Gates' thoughts on Afghanistan, however, do offer us an opportunity to reflect on where we've come in that long war. The quote from his book that has been repeated the most concerns a meeting in March 2011 in which Obama expressed his frustration with how things were going in Afghanistan. "As I sat there," Gates writes, "I thought: the president doesn't trust his commander, can't stand Karzai, doesn't believe in his own strategy, and doesn't consider the war to be his. For him, it's all about getting out." Well let's see. Should Obama have trusted David Petraeus? I can't really say. Hamid Karzai is corrupt, incompetent, and possibly mentally unstable. As to whether he believed in his own strategy (the "surge" of extra troops), by then there were plenty of reasons to doubt that it would work. The war wasn't his—it had been going on for over seven years before he even took office. And "it's all about getting out"? Well wasn't that the whole point? The reason the administration undertook the "surge" in the first place was to create the conditions where we could get out.

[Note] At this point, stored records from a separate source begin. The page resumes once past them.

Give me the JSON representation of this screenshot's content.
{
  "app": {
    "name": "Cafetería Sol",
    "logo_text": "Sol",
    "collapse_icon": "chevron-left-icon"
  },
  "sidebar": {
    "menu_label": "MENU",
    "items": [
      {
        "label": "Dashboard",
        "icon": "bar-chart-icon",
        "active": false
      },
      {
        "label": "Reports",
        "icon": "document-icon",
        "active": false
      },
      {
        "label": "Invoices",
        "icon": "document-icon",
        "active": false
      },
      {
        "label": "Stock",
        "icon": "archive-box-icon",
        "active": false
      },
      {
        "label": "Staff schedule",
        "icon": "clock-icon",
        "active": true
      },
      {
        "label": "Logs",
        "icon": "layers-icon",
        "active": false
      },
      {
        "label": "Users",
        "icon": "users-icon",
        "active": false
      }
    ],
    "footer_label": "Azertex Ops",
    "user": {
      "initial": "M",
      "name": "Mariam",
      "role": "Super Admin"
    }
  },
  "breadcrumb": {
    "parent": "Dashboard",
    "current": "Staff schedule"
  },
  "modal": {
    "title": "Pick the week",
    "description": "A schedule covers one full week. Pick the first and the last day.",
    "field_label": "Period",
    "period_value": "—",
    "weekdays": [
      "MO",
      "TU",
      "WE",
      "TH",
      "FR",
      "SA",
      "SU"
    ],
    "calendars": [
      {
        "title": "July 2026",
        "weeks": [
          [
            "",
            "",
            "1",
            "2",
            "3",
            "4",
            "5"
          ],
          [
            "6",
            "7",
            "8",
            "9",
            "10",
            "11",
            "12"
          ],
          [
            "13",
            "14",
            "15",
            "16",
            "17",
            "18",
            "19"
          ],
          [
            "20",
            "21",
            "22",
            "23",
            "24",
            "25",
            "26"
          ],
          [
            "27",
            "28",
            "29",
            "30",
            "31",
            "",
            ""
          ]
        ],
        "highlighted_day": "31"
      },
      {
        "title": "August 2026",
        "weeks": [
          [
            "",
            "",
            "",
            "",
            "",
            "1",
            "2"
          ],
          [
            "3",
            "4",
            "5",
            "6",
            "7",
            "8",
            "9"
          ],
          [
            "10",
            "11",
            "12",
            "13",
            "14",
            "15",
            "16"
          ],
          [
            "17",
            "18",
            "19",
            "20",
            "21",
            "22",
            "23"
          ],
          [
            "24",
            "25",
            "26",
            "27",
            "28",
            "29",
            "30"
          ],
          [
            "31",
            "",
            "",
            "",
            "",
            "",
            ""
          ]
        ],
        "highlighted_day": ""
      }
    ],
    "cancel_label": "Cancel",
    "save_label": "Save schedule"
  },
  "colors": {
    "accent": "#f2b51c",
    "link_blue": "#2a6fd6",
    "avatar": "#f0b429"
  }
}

Another thing Gates writes is, "I never doubted Obama's support for the troops, only his support for their mission," and that that is a problem for the troops in the field. I'm sure it can be, to a degree, and morale can be undermined if you think the president doesn't believe you're going to succeed. I would also imagine that if you were a soldier in Iraq in 2005 or so and you saw George Bush on TV all the time talking about how great everything was going, you'd think your Commander in Chief was an idiot, and that might not be so good for morale either. But the real point is that in neither case was the president's confidence going to make much of a difference. The problem was never the president's disposition, or the particular decisions made in one year or one month. It was launching the war in the first place.